Formally or thematically this poem doesn’t really have anything in common with my piece “Self-Portrait as List of Figures,” but I think of them as related—poetic fraternal twins, perhaps—because they were both inspired by a trip I took last fall. We went to Phoenix to visit a friend and see Brent Green’s stunning film GRAVITY WAS EVERYWHERE BACK THEN. (I’ve written about that trip on this blog, under the post for the poem “Self-Portrait…”) It was a trip marked by chiaroscuro, by the oh-so-light-and-lovely and by the darkness on the horizon.
“Cultivar” differs from my normal tone, and I both like that and remain surprised by it. Its allusion to Penelope’s bed has me thinking this morning of what it means to build something, to construct it with your own hands & labor. Behind me as I write is furniture my great grandfather built—an end table, a bourbon barrel turned into a wet bar. The latter is one of my prized possessions.
This weekend I will return to my hometown and sleep in a bed that belonged to my ancestors. I do not know how I feel about this—this first time I will have stayed in my parents’ house since my brother’s death. They have lived in this house for nearly 20 years, but this will be the first time I am not sleeping in my childhood bedroom, because my brother had moved into it before he died, and his things are still on the bed. I am not allowed to sleep in my room, and I do not know how I feel about that. (To be fair, I should say that my mother and I had a pretty healthy conversation about all this a few weeks ago, and I think that the room is not always going to be a shrine to Austin. That surprised me. It was good.)
I think it’s important to build things sometimes. It’s good to know how things work. At one point in my life, I had a favorite kind of sander (bumblebee). I’ve been known to teach myself things just on principle—the idea that this is something you should be able to do.

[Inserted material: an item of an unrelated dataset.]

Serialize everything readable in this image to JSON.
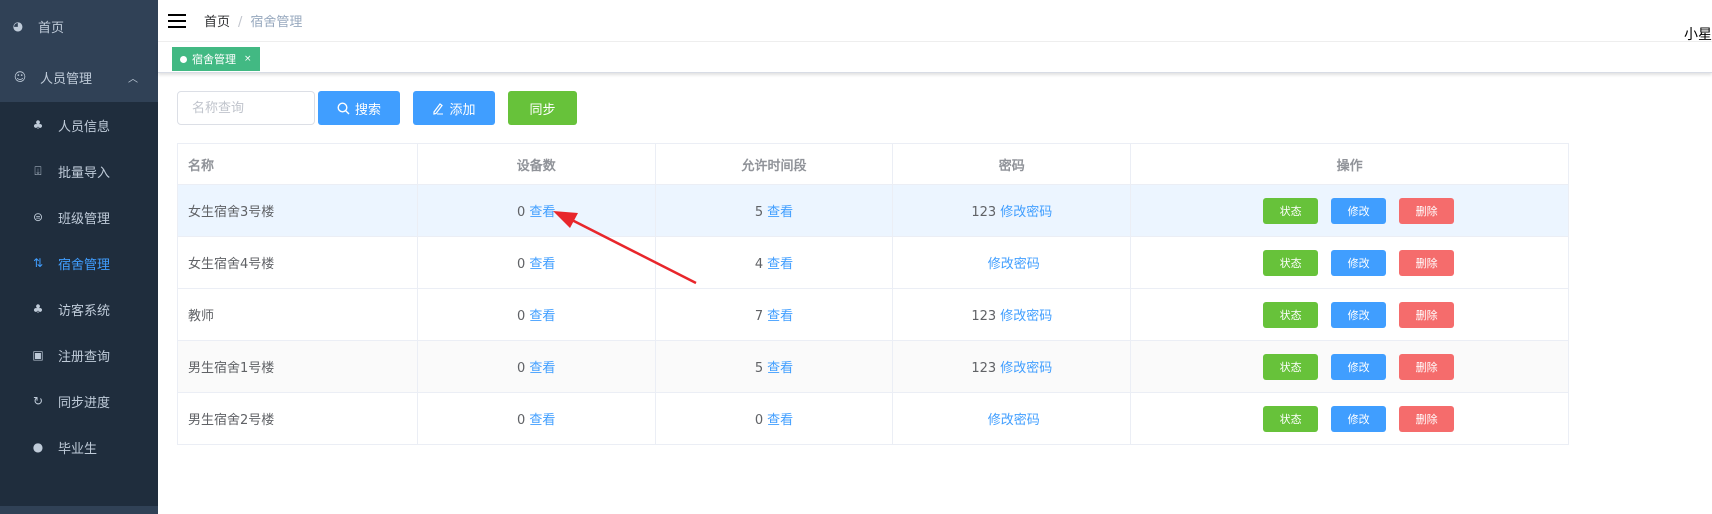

Over the weekend, my husband was frustrated with something I’d asked him to do (confer with mechanics) and said, “I mean, I don’t know what a carburetor does. Do you?”” I did know (it regulates fuel & air flow into the engine), but I also knew that most cars don’t even have carburetors anymore (they’ve been phased out in favor of fuel injectors).
I should say that my husband is a good man. And I should say that he could have picked a thousand things that I wouldn’t have known about; he just happened onto one of the things I did know. This is the only time in my entire life that it’s been useful for me to know what a carburetor does. But even though it’s not knowledge I needed, I think it’s important to have.
So maybe here’s what I’m trying to say, loves: get out there. Sleep in a different bedroom. Learn something that seems superfluous. Roll Tide.